Leaders are asking timely, tough questions: How will we drive sustainable growth? How will we respond to automation? How will we augment the skills of our people? What new ways of engaging talent will drive us toward further innovation? How do we empower a more diverse and inclusive culture? How can we build a culture beyond our four walls?
As we head into 2018, I predict:
• An inflection point around automation and AI. The year ahead will be a turning point in which individuals see more optimism in the opportunities of their roles with emerging technologies. As I mentioned in my 2017 mid-year report, the conversation this year has shifted to human with machine, instead of human vs. machine. While there will still be challenges, and we will be working through them for some time, the doom and gloom will moderate in 2018 as talent starts to experience the benefits and companies embrace the important role that essential human capabilities still have to play in the work of the future. There’s a better way to understand and use today’s profound changes: to see technology forces as complementary, working in harmony.
• Deliberate action around education from 8 to 80.
The work of the future, automation and AI, means we need to address learning beyond our own organizations—and step up to provide enhanced STEM (Science, Technology, Engineering and Mathematics) education at a foundational, elementary level. It also means the need to retool and reskill those that are already in the workforce so that their work can be augmented with and not replaced by the deployment of new technologies. And, finally, it likely means a greater skills gap across the globe, whether 8 years old or 80—and businesses, government, and NGOs (non-government organizations) will be on the hook to help close that gap. Not everyone needs to be STEM fluent, but most need to be tech-savvy.
• The continued rise of public-private partnerships.
The uncertainty of public policy caught leaders “waiting around” in 2017. As we saw mid-year last year, one of the emerging thoughts was to solve complex societal issues with public-private partnerships. 2018 will bring an even greater number of public and private organizations coming together more often to implement solutions—like collaborating on infrastructure, education, diversity and inclusion, workplace reform, and societal change. We can no longer operate in silos as businesses, government, and NGOs, but rather we need an interconnected ecosystem reliant on collective action.
• The joining of businesses to create holistic experiences.

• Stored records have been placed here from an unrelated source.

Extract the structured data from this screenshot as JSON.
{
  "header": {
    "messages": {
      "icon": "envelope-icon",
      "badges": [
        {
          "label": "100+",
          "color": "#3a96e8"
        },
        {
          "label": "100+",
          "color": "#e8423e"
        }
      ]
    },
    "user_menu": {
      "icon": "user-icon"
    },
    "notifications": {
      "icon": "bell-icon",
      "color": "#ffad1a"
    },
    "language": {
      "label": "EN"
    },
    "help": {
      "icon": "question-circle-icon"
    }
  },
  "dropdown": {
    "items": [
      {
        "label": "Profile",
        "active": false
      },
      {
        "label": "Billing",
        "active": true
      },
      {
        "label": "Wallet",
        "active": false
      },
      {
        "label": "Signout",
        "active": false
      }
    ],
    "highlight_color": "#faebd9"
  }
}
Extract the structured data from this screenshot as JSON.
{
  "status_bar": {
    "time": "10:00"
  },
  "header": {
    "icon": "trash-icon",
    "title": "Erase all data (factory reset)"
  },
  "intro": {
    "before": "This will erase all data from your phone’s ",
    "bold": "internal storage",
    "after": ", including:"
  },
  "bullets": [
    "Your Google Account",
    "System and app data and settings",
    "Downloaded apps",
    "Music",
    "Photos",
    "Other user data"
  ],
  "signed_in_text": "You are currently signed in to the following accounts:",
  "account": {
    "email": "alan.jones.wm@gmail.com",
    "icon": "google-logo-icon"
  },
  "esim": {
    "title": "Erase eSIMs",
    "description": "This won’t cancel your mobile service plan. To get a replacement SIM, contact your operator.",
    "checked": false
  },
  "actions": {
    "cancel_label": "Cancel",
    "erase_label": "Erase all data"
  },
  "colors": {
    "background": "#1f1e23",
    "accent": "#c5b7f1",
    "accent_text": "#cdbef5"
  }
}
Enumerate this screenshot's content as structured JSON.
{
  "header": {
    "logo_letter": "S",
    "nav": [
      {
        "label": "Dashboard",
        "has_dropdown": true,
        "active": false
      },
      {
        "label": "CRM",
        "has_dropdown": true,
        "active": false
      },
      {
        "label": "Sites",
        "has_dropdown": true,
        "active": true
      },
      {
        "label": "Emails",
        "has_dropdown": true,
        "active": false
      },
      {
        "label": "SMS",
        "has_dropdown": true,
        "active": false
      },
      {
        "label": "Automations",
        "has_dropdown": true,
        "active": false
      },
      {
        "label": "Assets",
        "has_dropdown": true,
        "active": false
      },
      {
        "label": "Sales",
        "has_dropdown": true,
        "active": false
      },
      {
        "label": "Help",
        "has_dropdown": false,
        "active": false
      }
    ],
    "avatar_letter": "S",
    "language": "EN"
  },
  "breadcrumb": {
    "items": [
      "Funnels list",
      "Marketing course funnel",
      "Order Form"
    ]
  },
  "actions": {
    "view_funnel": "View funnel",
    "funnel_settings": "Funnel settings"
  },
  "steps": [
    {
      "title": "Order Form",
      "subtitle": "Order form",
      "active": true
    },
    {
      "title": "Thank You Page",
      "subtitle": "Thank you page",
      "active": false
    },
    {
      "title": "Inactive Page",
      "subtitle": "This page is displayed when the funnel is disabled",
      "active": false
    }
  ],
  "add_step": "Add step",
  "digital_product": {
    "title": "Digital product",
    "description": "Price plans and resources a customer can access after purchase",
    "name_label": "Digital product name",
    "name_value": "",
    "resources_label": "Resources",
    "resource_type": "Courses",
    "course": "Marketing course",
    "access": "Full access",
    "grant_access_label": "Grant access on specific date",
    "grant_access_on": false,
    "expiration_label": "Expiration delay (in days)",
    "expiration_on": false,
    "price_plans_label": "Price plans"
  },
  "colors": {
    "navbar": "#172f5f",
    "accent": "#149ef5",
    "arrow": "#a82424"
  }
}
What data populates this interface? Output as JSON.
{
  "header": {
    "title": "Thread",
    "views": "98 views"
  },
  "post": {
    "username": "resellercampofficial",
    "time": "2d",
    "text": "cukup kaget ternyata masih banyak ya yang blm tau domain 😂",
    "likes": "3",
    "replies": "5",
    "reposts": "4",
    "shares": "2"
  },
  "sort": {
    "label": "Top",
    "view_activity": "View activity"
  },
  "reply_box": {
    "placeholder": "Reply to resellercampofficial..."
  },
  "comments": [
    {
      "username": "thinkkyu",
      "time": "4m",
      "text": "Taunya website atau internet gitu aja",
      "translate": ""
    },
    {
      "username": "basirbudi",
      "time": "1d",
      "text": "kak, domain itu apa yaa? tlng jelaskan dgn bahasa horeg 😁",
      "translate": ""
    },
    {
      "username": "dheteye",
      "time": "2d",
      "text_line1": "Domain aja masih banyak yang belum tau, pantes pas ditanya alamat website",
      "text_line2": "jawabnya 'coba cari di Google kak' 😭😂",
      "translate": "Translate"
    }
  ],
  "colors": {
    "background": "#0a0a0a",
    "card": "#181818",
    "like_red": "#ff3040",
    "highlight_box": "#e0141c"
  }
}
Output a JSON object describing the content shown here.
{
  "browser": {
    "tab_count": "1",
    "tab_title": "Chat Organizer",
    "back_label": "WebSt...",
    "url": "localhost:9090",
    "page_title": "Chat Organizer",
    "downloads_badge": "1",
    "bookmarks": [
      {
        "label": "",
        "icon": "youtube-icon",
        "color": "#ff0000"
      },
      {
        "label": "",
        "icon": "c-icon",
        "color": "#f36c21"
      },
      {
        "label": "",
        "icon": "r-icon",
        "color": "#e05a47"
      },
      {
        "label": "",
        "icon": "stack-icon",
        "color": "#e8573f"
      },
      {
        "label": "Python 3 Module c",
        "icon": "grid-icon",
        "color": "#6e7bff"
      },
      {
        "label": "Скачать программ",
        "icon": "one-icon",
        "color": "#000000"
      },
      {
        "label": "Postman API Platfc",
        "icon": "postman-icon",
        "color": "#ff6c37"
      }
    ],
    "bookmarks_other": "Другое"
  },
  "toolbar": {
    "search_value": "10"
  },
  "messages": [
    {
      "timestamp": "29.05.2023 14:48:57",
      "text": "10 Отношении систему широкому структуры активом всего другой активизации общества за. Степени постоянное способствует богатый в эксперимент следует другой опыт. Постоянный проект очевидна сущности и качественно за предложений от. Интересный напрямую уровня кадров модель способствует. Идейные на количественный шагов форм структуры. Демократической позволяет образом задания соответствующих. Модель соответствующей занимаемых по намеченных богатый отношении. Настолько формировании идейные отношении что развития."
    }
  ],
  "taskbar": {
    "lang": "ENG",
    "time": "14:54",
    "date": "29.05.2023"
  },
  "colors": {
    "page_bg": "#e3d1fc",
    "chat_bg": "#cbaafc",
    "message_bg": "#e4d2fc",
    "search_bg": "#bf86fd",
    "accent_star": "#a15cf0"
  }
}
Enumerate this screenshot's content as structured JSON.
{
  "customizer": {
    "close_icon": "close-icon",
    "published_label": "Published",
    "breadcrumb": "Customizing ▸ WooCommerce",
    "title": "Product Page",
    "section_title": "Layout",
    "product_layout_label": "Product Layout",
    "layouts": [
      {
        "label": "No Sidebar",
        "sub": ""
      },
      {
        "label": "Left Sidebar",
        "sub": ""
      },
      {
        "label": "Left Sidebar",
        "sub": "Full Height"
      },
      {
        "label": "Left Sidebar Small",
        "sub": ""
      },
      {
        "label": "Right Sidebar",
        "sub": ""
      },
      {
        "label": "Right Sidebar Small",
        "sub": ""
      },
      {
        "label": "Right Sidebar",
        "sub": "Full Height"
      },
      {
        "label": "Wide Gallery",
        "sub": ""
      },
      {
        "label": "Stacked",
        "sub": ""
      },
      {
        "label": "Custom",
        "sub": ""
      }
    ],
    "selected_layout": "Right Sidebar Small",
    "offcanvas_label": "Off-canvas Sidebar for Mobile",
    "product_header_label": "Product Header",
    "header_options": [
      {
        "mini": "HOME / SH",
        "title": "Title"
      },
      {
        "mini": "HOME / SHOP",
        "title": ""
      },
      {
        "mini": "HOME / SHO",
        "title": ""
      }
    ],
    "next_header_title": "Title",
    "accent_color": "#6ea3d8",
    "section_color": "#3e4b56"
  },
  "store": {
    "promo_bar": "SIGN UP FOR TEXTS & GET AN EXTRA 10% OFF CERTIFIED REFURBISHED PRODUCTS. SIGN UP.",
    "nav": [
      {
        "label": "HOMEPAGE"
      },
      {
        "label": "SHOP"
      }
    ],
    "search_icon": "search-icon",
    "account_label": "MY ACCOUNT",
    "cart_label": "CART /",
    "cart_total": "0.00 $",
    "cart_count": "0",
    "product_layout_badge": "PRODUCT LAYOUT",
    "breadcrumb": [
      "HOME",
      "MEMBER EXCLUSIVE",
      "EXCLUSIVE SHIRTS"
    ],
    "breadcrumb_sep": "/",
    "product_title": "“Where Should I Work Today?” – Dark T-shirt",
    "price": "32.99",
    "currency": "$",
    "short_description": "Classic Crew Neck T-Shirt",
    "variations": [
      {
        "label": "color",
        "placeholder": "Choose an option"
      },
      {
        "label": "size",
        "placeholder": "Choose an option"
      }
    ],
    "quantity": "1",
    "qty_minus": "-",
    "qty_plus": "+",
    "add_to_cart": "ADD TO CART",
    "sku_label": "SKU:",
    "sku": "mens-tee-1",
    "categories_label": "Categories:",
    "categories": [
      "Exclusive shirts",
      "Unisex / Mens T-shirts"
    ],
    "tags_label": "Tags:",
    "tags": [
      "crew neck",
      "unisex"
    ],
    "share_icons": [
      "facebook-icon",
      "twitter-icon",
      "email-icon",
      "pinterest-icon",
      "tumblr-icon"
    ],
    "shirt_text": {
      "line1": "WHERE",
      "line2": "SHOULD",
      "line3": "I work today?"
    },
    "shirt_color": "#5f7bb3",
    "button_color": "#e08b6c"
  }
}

Last year at this time, I predicted a focus on mergers and acquisitions—viewing it from the perspective of innovation and growth opportunities. This year, M&A and arrangements between “competimates” will be driven by growth focused on how business caters to the end user experience—with new ways of adding value and creating platforms in the digital ecosystem. The creation of new digital ecosystems will serve consumers in many new and innovative ways.
• A greater push for businesses to do real good—beyond talk.
As our physical, digital, biological worlds continue to collide—and our work and lives become even more integrated—there will be a greater push for businesses to do real good—and to show measurable results and accountability. Companies will need to contribute to diversity and inclusion outside their four walls. Actively give back to more than just their communities by addressing the tough issues, like closing societal gaps. Be there in times of need. And, that will go for individuals too. The end of 2017 gave way to the rise of having a voice and taking action. 2018 will be about using that voice to make real, impactful change.